RACE SIX: 8yo+ OPEN MAIDEN
The winner hadn’t seen a racecourse before this season but had already shown bits of promise most of these rivals could only dream about (as reflected in his prohibitive odds of 10-11F), including when a fair 7l fourth in similar company at Didmarton three weeks previously. Things get tougher from here on, but he is still learning his trade, and this very complete performance today was entirely free of the sort of errors that had put him on the floor two runs ago.
Martin Pitchwood’s rider Tigga Barnes must have been delighted to realise he only had Mountain Trooper anywhere near him turning for home, as that rival’s lack of a telling turn of foot and / or a will to put it all in late on in his races has appeared to be terminal for some time now. Sure enough, there was nothing extra to try once the winner started to extend, and the Infantry 9yo’s second here constituted a sixth podium – with no win – from 12 career starts to date. He remains banker place material when put up against any even halfway decent rival with four legs and a pulse.
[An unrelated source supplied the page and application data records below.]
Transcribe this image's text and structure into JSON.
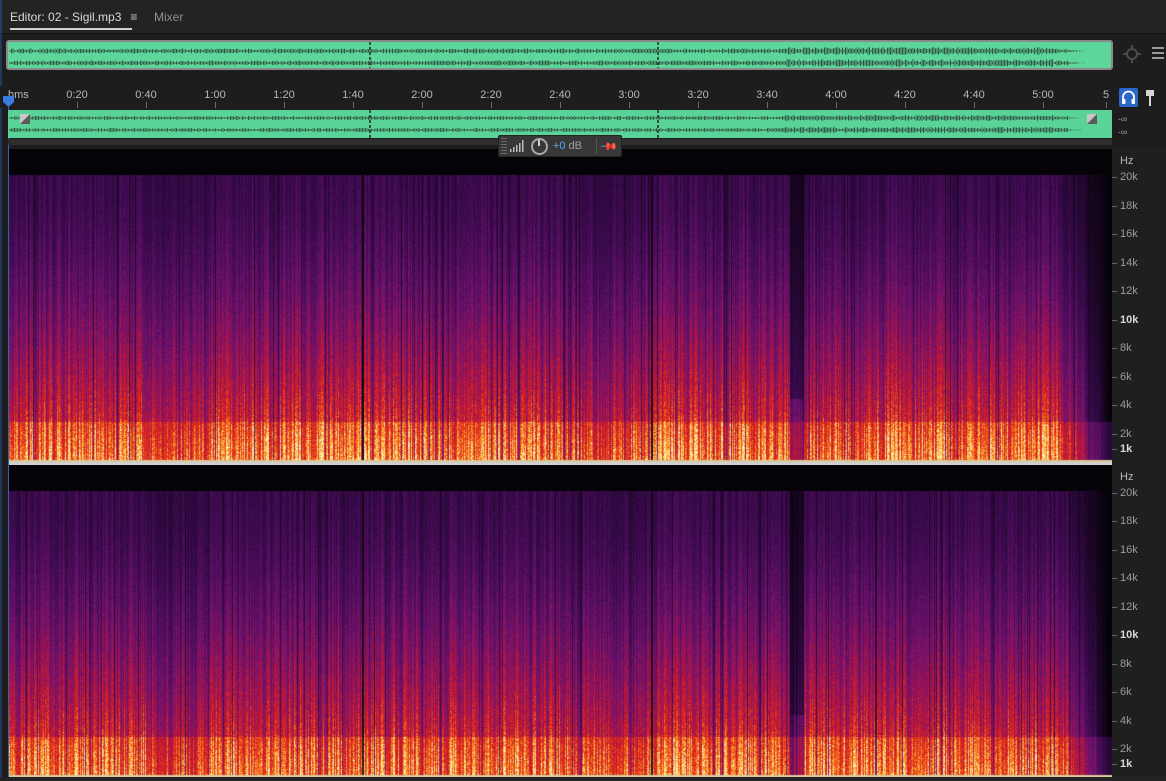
{
  "tabs": {
    "editor_label": "Editor: 02 - Sigil.mp3",
    "editor_menu_glyph": "≡",
    "mixer_label": "Mixer"
  },
  "timeline": {
    "unit": "hms",
    "ticks": [
      "0:20",
      "0:40",
      "1:00",
      "1:20",
      "1:40",
      "2:00",
      "2:20",
      "2:40",
      "3:00",
      "3:20",
      "3:40",
      "4:00",
      "4:20",
      "4:40",
      "5:00",
      "5"
    ]
  },
  "levels": {
    "top": "-∞",
    "bottom": "-∞"
  },
  "hud": {
    "gain_value": "+0",
    "gain_unit": "dB"
  },
  "frequency_axis": {
    "unit": "Hz",
    "labels": [
      "20k",
      "18k",
      "16k",
      "14k",
      "12k",
      "10k",
      "8k",
      "6k",
      "4k",
      "2k",
      "1k"
    ],
    "bold_labels": [
      "10k",
      "1k"
    ]
  },
  "icons": {
    "tab_menu": "hamburger-menu-icon",
    "zoom": "zoom-to-selection-icon",
    "panel_menu": "panel-menu-icon",
    "monitor": "headphones-icon",
    "marker": "marker-pin-icon",
    "hud_meter": "level-meter-icon",
    "hud_knob": "gain-knob-icon",
    "hud_pin": "pin-icon"
  },
  "colors": {
    "waveform": "#5cd69b",
    "accent": "#2b67c9",
    "gain_text": "#4fa6ff",
    "spectral_low": "#f9d76a",
    "spectral_mid": "#e0201c",
    "spectral_high": "#5a1577"
  }
}
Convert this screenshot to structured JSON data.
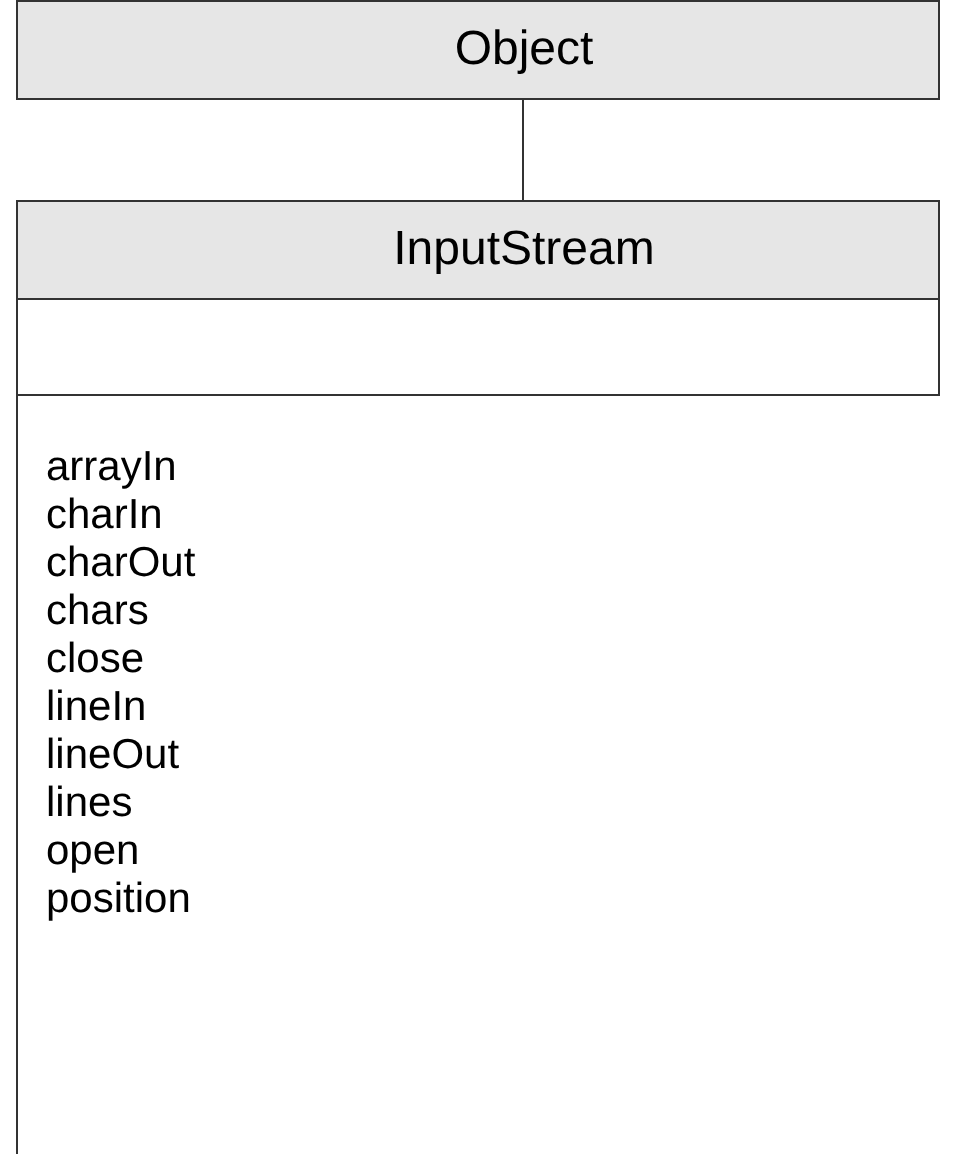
{
  "classes": [
    {
      "name": "Object"
    },
    {
      "name": "InputStream",
      "methods": [
        "arrayIn",
        "charIn",
        "charOut",
        "chars",
        "close",
        "lineIn",
        "lineOut",
        "lines",
        "open",
        "position"
      ]
    }
  ]
}
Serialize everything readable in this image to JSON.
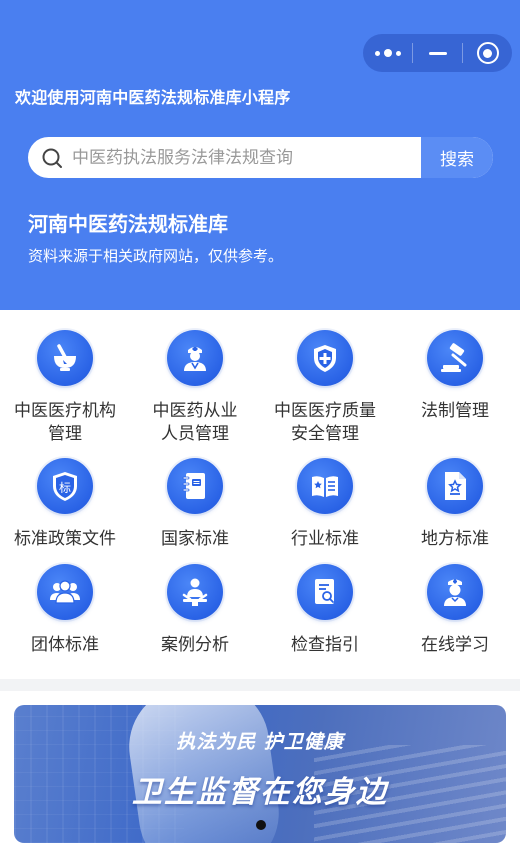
{
  "colors": {
    "header_bg": "#4a7ff0",
    "icon_blue": "#2a63e6",
    "search_button_bg": "#5b8df4",
    "label_text": "#333333"
  },
  "header": {
    "welcome_text": "欢迎使用河南中医药法规标准库小程序"
  },
  "capsule": {
    "more_icon": "more-dots-icon",
    "minimize_icon": "minus-icon",
    "close_icon": "target-icon"
  },
  "search": {
    "placeholder": "中医药执法服务法律法规查询",
    "value": "",
    "button_label": "搜索"
  },
  "library": {
    "title": "河南中医药法规标准库",
    "subtitle": "资料来源于相关政府网站，仅供参考。"
  },
  "grid": {
    "items": [
      {
        "label_line1": "中医医疗机构",
        "label_line2": "管理",
        "icon": "mortar-pestle-icon"
      },
      {
        "label_line1": "中医药从业",
        "label_line2": "人员管理",
        "icon": "doctor-icon"
      },
      {
        "label_line1": "中医医疗质量",
        "label_line2": "安全管理",
        "icon": "shield-plus-icon"
      },
      {
        "label_line1": "法制管理",
        "label_line2": "",
        "icon": "gavel-icon"
      },
      {
        "label_line1": "标准政策文件",
        "label_line2": "",
        "icon": "badge-biao-icon",
        "badge_text": "标"
      },
      {
        "label_line1": "国家标准",
        "label_line2": "",
        "icon": "notebook-icon"
      },
      {
        "label_line1": "行业标准",
        "label_line2": "",
        "icon": "open-book-icon"
      },
      {
        "label_line1": "地方标准",
        "label_line2": "",
        "icon": "document-star-icon"
      },
      {
        "label_line1": "团体标准",
        "label_line2": "",
        "icon": "group-icon"
      },
      {
        "label_line1": "案例分析",
        "label_line2": "",
        "icon": "presenter-icon"
      },
      {
        "label_line1": "检查指引",
        "label_line2": "",
        "icon": "document-search-icon"
      },
      {
        "label_line1": "在线学习",
        "label_line2": "",
        "icon": "nurse-icon"
      }
    ]
  },
  "banner": {
    "slogan_small": "执法为民 护卫健康",
    "slogan_large": "卫生监督在您身边",
    "active_slide": 1,
    "slide_count": 1
  }
}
KWAY DE LA FORET was the only other one to get round, and 20l behind Mountain Trooper at that, but that tells just half the story as this was only the 10 year-old’s second ever racecourse visit and came all of five and a half years after his debut in a Cheltenham bumper for Ron Hodges. He got tired from the third last, as well he might, but he had jumped and travelled really well to that point and may yet have a bad contest of this nature in him if he has returned – and can be kept – sound.
GOODLEIGH BUSTER again looked a handful when running out at the second, and RIDEITLIKEUSTOLEIT’s appreciable problems with jumping and staying once more compromised her attempts to make all in a race. Neither looks likely to record a pointing victory this side of a Preston Guild.